January 24, 2013, 11:05 am
Nothing like unwinding in the pool after physics class.
A recent Wall Street Journal article titled “Resort Living Comes to Campus” highlights the “increasing appetite for luxury living” among students.
Splashy photographs of private housing developments designed for undergraduate living near Michigan State University, Texas A&M, the University of Central Florida, and Arizona State show lagoon-shaped pools, fireplaces surrounded by overstuffed leather chairs, and sandy volleyball courts framed by carefully manicured landscapes.
As unlikely as it might seem to those of us who lived in cinder-block shoebox quarters as undergraduates and thought ourselves lucky, this story about student digs was on the front page of the Journal section called “Mansion.”
We get plenty of details about amenities…
November 6, 2012, 11:56 am

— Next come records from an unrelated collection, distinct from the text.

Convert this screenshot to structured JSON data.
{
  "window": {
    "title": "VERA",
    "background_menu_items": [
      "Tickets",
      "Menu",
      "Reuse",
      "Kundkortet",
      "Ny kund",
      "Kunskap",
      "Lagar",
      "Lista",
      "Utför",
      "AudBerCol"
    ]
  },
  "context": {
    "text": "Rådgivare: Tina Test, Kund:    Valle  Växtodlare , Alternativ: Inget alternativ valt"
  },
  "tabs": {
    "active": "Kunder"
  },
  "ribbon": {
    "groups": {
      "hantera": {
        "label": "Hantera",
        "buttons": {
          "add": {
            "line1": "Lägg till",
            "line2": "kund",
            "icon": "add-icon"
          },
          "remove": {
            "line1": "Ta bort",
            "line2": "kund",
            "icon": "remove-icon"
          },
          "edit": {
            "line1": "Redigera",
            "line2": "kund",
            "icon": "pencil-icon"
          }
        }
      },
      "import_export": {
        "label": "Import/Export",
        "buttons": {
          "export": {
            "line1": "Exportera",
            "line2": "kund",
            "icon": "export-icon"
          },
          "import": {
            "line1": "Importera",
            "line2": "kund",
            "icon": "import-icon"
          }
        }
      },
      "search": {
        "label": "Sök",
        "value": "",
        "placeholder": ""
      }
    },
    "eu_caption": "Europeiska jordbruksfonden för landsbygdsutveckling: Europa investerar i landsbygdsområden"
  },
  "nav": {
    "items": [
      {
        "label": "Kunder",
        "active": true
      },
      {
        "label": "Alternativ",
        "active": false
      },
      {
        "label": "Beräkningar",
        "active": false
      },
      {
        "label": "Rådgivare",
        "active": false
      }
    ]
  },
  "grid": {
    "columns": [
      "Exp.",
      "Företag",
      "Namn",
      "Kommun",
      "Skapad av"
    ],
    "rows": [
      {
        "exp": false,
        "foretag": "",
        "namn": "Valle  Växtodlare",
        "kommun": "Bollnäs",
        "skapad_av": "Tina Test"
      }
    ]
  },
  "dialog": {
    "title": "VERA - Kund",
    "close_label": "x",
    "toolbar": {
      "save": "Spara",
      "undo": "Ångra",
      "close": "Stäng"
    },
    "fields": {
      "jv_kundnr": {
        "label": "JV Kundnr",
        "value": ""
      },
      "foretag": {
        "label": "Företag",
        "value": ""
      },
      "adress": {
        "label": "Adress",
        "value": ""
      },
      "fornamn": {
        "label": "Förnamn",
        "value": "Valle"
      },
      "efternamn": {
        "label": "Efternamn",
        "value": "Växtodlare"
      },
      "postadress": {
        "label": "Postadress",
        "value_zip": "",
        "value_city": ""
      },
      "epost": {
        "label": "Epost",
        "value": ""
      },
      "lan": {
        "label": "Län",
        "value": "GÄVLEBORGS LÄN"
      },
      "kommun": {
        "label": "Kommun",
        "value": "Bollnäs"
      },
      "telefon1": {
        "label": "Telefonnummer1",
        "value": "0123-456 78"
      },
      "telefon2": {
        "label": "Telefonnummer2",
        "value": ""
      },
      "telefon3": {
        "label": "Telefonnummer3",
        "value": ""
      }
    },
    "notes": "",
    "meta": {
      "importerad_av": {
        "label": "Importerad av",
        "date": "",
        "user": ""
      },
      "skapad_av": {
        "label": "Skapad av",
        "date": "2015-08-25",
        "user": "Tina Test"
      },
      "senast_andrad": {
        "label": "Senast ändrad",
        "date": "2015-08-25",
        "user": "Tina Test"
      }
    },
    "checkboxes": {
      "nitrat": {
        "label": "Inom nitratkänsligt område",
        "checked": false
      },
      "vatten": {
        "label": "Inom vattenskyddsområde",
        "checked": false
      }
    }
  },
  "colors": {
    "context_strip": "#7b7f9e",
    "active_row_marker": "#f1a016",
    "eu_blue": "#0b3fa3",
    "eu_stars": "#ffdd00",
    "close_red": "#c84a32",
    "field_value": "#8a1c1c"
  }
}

If I didn’t like the enthusiastic talk and lively conversation of young people, I would not have chosen to be a college instructor. If I didn’t like the nervous energy, relentless vitality, and shimmering intensity of college students, I’d have chosen a livelihood more valued by today’s culture, such as horse racing or fire eating. (Horse racing and fire eating are considered more dignified, and usually offer better retirement benefits, than academic positions.)
I pride myself on enjoying my profession and my time in the classroom. And that’s only one reason I’ve rarely complained about over-ebullience of students.
I am particularly immodest about the way I deliberately encourage young women to find their voices both literally and metaphorically. My students have gone on to become scholars, teachers, journalists, writers, editors, attorneys, physicians, and politicians,…
October 2, 2012, 2:05 pm
Oh, don’t get huffy. Every academic I know has stolen a book from a library—kept it, didn’t return it, or deliberately lifted it. We felt ownership over the work, somehow. We felt it belonged to us. To see it in circulation was to see it sullied or mishandled. It was unbefitting that others should have it in their hands, in their rooms, in—heaven forbid—their beds. We were rescuing the book, giving it a proper home where it would be appreciated and safe. Safe from what, exactly? Certainly not theft.
Almost everybody still has a book from an ex. A smaller number have shoplifted directly from bookstores. A few, I was more surprised to discover, have even taken volumes directly from the libraries of their friends.
I still have a clothbound Fay Weldon novel I took from my college’s library at the University of Cambridge. The copy of Female Friends sits on the shelf above my…
August 27, 2012, 8:18 pm
Recently I’ve heard academics say the kind of thing I once heard only from wildly amateurish writers: “I don’t want to reveal too much about my work, because I’m worried about people taking the premise/title/idea/template for themselves.” I’m worried that scholars are being encouraged to be hoarders of ideas.
The academic version of Hoarding: Buried Alive goes something like this: You had a terrific, groundbreaking idea for a conference paper in 1997. Let’s call it the “Vortex Theory of Sexual Innuendo,” or V.S.I. for short.
That’s how you imagined others would refer to it in their dissertations and footnotes once the theory manifested the intellectually scorching, cross-discipline “wildfire” effect you knew it possessed. The V.S.I. was destined to establish you as one of the leading scholars of your generation.
You still remember the heat with which you wrote…